## Records for processing
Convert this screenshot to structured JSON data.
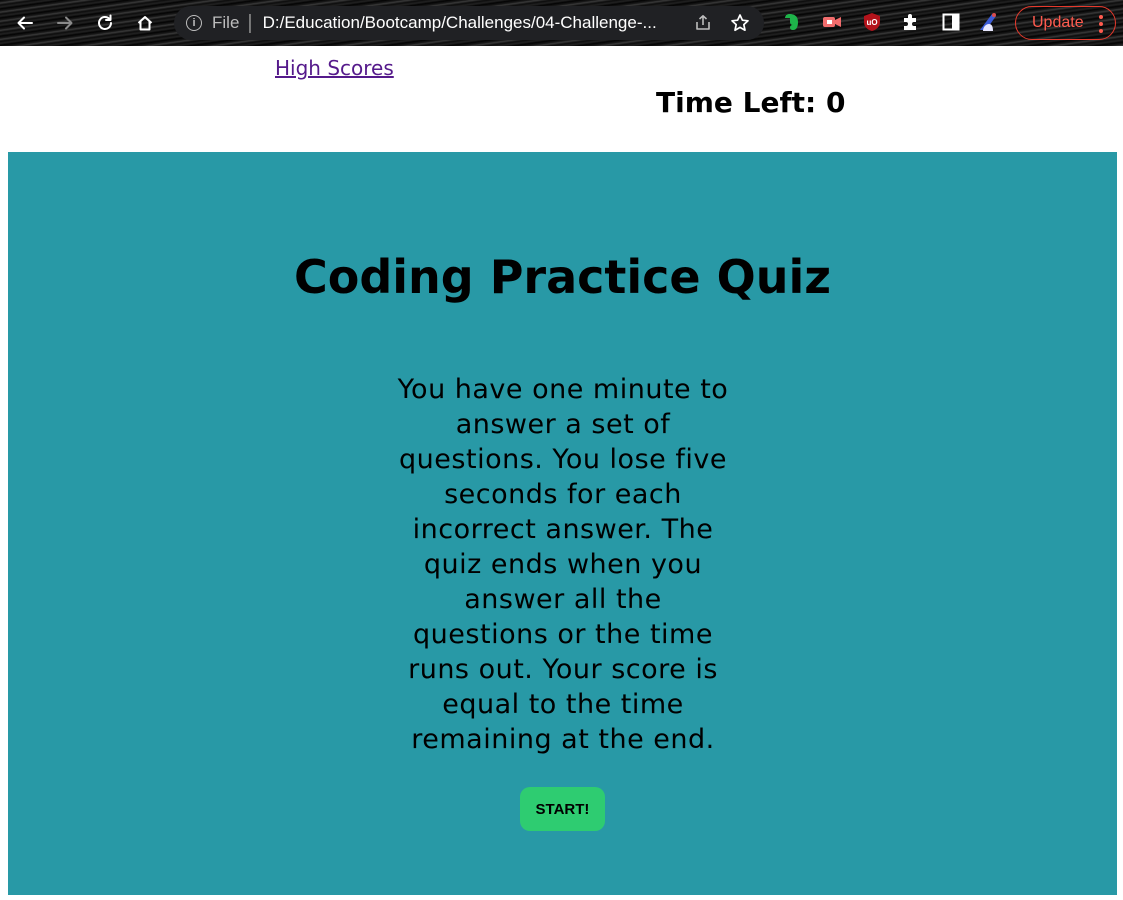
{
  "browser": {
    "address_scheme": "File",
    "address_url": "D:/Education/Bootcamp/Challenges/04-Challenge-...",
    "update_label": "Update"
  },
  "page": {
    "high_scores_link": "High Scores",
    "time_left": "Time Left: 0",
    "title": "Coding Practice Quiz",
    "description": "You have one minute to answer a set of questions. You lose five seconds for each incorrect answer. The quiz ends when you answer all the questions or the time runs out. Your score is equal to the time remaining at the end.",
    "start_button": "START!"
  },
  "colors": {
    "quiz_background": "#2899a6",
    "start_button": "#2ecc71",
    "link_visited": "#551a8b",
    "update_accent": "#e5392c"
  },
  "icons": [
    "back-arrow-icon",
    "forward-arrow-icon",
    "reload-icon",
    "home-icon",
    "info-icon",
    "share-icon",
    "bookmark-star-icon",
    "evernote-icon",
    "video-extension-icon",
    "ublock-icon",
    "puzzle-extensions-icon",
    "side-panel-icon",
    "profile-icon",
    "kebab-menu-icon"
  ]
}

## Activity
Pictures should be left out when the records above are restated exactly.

## Solved exercise
Convert this screenshot to structured JSON data.
{
  "browser": {
    "address_scheme": "File",
    "address_url": "D:/Education/Bootcamp/Challenges/04-Challenge-...",
    "update_label": "Update"
  },
  "page": {
    "high_scores_link": "High Scores",
    "time_left": "Time Left: 0",
    "title": "Coding Practice Quiz",
    "description": "You have one minute to answer a set of questions. You lose five seconds for each incorrect answer. The quiz ends when you answer all the questions or the time runs out. Your score is equal to the time remaining at the end.",
    "start_button": "START!"
  },
  "colors": {
    "quiz_background": "#2899a6",
    "start_button": "#2ecc71",
    "link_visited": "#551a8b",
    "update_accent": "#e5392c"
  },
  "icons": [
    "back-arrow-icon",
    "forward-arrow-icon",
    "reload-icon",
    "home-icon",
    "info-icon",
    "share-icon",
    "bookmark-star-icon",
    "evernote-icon",
    "video-extension-icon",
    "ublock-icon",
    "puzzle-extensions-icon",
    "side-panel-icon",
    "profile-icon",
    "kebab-menu-icon"
  ]
}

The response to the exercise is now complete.